In volatile markets, it’s not only the actual delivery of goods that’s impacted. Thanks to shortages and delays at all stages of the manufacturing process, the price of goods and materials that are created rises quickly. This is known as scarcity pricing, where suppliers price at a premium rate due to the high levels of competition for a limited amount of goods and materials.


These higher prices can put an even greater strain on your budget, forcing small businesses to either accept a lower profit margin or pass along these costs to customers by increasing product prices.


As we’ve seen, in a turbulent economy, anything can happen. Where possible, buffer your business finances ahead of anticipated issues in your supply chain. Speak with your local bank about small business loans in Texas to avoid cutting into your profit margins. Around 27% of small businesses are also starting emergency funds. Look into how to apply for a business savings account and put aside what you can to protect your future earnings.


Diversify Investments and Stick to Your Financial Plan

When the stock market constantly changes, it can be tempting to make big adjustments to your investments. But holding steady is one of the best moves that you can make for long-term stability. Remember that the market fluctuates constantly and, if you don’t need quick access to those funds, playing it safe and sticking to your pre-determined investment plan will usually work out better. Don’t let today’s fear and panic drive you to make a detrimental move that could have a significant impact down the line.

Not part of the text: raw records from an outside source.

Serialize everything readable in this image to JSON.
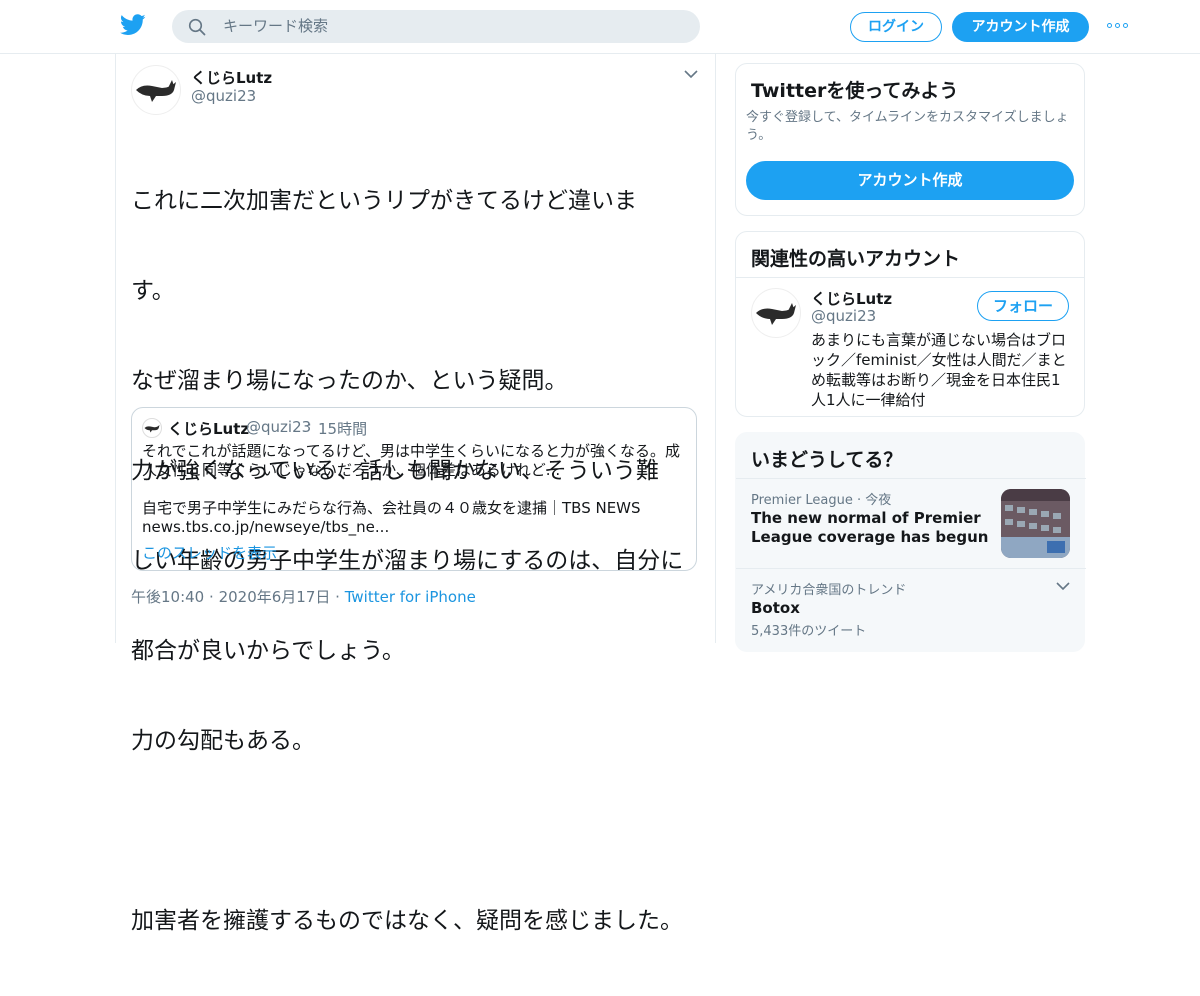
{
  "header": {
    "search_placeholder": "キーワード検索",
    "login_label": "ログイン",
    "signup_label": "アカウント作成"
  },
  "colors": {
    "brand_blue": "#1da1f2",
    "link_blue": "#1b95e0",
    "secondary_text": "#657786",
    "border": "#e6ecf0"
  },
  "tweet": {
    "author_name": "くじらLutz",
    "author_handle": "@quzi23",
    "text_lines": [
      "これに二次加害だというリプがきてるけど違いま",
      "す。",
      "なぜ溜まり場になったのか、という疑問。",
      "力が強くなっている、話しも聞かない、そういう難",
      "しい年齢の男子中学生が溜まり場にするのは、自分に",
      "都合が良いからでしょう。",
      "力の勾配もある。",
      "",
      "加害者を擁護するものではなく、疑問を感じました。"
    ],
    "quote": {
      "author_name": "くじらLutz",
      "author_handle": "@quzi23",
      "dot": "·",
      "time": "15時間",
      "text_line1": "それでこれが話題になってるけど、男は中学生くらいになると力が強くなる。成",
      "text_line2": "人女性と同等くらいじゃないだろうか、個体差はあるけれど...",
      "text_line3": "",
      "text_line4": "自宅で男子中学生にみだらな行為、会社員の４０歳女を逮捕｜TBS NEWS",
      "text_line5": "news.tbs.co.jp/newseye/tbs_ne...",
      "show_thread": "このスレッドを表示"
    },
    "meta": {
      "time": "午後10:40",
      "dot1": "·",
      "date": "2020年6月17日",
      "dot2": "·",
      "source": "Twitter for iPhone"
    }
  },
  "sidebar": {
    "signup_card": {
      "title": "Twitterを使ってみよう",
      "subtitle": "今すぐ登録して、タイムラインをカスタマイズしましょう。",
      "cta": "アカウント作成"
    },
    "related_card": {
      "title": "関連性の高いアカウント",
      "name": "くじらLutz",
      "handle": "@quzi23",
      "follow": "フォロー",
      "bio": "あまりにも言葉が通じない場合はブロック／feminist／女性は人間だ／まとめ転載等はお断り／現金を日本住民1人1人に一律給付"
    },
    "trends_card": {
      "title": "いまどうしてる？",
      "trend1_context": "Premier League · 今夜",
      "trend1_title": "The new normal of Premier League coverage has begun",
      "trend2_context": "アメリカ合衆国のトレンド",
      "trend2_title": "Botox",
      "trend2_count": "5,433件のツイート"
    }
  }
}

If you’ve never done so before, consider looking into wealth management services in Texas and finding a lender who can provide guidance around investing for small business owners. They can give you expert advice if you’re thinking about diversifying your assets to account for market fluctuations.


Be Proactive in Your Business’s Finances

There are plenty of challenges that come up when you’re running a small business. Add in unpredictable economic changes and simple operating tasks can feel like an uphill struggle. But with decisive action, your business can continue to thrive under the most difficult circumstances.


As experienced business loan lenders in Houston, Austin, Galveston and beyond, Moody Bank’s wealth management and commercial team are here to support you. Contact us today to discuss your needs and work towards a positive future for your small business.

Considerations for Small Businesses When Navigating Market Volatility | Blog